Problem to work on: Verbatim output required. Print the data in full.

Data extracted from a collection:
[Start of Attachment]

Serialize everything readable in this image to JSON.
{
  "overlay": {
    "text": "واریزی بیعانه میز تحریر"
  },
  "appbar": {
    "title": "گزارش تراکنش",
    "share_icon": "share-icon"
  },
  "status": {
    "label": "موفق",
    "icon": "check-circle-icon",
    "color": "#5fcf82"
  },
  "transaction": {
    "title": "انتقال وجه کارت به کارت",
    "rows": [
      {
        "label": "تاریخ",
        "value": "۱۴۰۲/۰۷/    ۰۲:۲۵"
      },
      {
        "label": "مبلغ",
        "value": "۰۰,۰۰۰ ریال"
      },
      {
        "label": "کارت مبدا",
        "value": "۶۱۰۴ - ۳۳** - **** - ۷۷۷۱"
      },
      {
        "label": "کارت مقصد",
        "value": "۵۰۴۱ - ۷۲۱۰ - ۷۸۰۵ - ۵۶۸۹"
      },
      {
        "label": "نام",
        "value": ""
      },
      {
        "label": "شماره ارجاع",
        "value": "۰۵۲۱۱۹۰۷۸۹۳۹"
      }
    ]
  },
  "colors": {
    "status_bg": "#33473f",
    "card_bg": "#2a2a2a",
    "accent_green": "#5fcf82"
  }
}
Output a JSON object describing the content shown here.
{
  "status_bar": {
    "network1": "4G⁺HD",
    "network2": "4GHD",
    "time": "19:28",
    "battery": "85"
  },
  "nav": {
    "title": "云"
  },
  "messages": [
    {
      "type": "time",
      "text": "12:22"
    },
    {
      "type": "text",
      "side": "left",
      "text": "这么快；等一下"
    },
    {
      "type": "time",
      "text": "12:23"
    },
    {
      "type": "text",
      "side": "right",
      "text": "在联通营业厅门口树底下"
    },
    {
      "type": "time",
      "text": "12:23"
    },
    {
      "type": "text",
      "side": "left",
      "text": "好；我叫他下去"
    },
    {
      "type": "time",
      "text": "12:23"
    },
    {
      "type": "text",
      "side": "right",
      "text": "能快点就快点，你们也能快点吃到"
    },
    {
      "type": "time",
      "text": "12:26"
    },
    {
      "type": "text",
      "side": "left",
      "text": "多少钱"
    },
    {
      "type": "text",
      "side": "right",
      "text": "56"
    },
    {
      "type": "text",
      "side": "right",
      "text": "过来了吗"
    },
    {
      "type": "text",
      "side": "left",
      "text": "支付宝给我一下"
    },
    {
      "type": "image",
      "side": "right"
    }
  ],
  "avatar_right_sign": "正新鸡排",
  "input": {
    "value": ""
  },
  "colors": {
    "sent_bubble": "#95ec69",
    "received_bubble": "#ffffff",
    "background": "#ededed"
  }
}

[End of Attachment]

Solution to this task:
Serialize everything readable in this image to JSON.
{
  "overlay": {
    "text": "واریزی بیعانه میز تحریر"
  },
  "appbar": {
    "title": "گزارش تراکنش",
    "share_icon": "share-icon"
  },
  "status": {
    "label": "موفق",
    "icon": "check-circle-icon",
    "color": "#5fcf82"
  },
  "transaction": {
    "title": "انتقال وجه کارت به کارت",
    "rows": [
      {
        "label": "تاریخ",
        "value": "۱۴۰۲/۰۷/    ۰۲:۲۵"
      },
      {
        "label": "مبلغ",
        "value": "۰۰,۰۰۰ ریال"
      },
      {
        "label": "کارت مبدا",
        "value": "۶۱۰۴ - ۳۳** - **** - ۷۷۷۱"
      },
      {
        "label": "کارت مقصد",
        "value": "۵۰۴۱ - ۷۲۱۰ - ۷۸۰۵ - ۵۶۸۹"
      },
      {
        "label": "نام",
        "value": ""
      },
      {
        "label": "شماره ارجاع",
        "value": "۰۵۲۱۱۹۰۷۸۹۳۹"
      }
    ]
  },
  "colors": {
    "status_bg": "#33473f",
    "card_bg": "#2a2a2a",
    "accent_green": "#5fcf82"
  }
}
Output a JSON object describing the content shown here.
{
  "status_bar": {
    "network1": "4G⁺HD",
    "network2": "4GHD",
    "time": "19:28",
    "battery": "85"
  },
  "nav": {
    "title": "云"
  },
  "messages": [
    {
      "type": "time",
      "text": "12:22"
    },
    {
      "type": "text",
      "side": "left",
      "text": "这么快；等一下"
    },
    {
      "type": "time",
      "text": "12:23"
    },
    {
      "type": "text",
      "side": "right",
      "text": "在联通营业厅门口树底下"
    },
    {
      "type": "time",
      "text": "12:23"
    },
    {
      "type": "text",
      "side": "left",
      "text": "好；我叫他下去"
    },
    {
      "type": "time",
      "text": "12:23"
    },
    {
      "type": "text",
      "side": "right",
      "text": "能快点就快点，你们也能快点吃到"
    },
    {
      "type": "time",
      "text": "12:26"
    },
    {
      "type": "text",
      "side": "left",
      "text": "多少钱"
    },
    {
      "type": "text",
      "side": "right",
      "text": "56"
    },
    {
      "type": "text",
      "side": "right",
      "text": "过来了吗"
    },
    {
      "type": "text",
      "side": "left",
      "text": "支付宝给我一下"
    },
    {
      "type": "image",
      "side": "right"
    }
  ],
  "avatar_right_sign": "正新鸡排",
  "input": {
    "value": ""
  },
  "colors": {
    "sent_bubble": "#95ec69",
    "received_bubble": "#ffffff",
    "background": "#ededed"
  }
}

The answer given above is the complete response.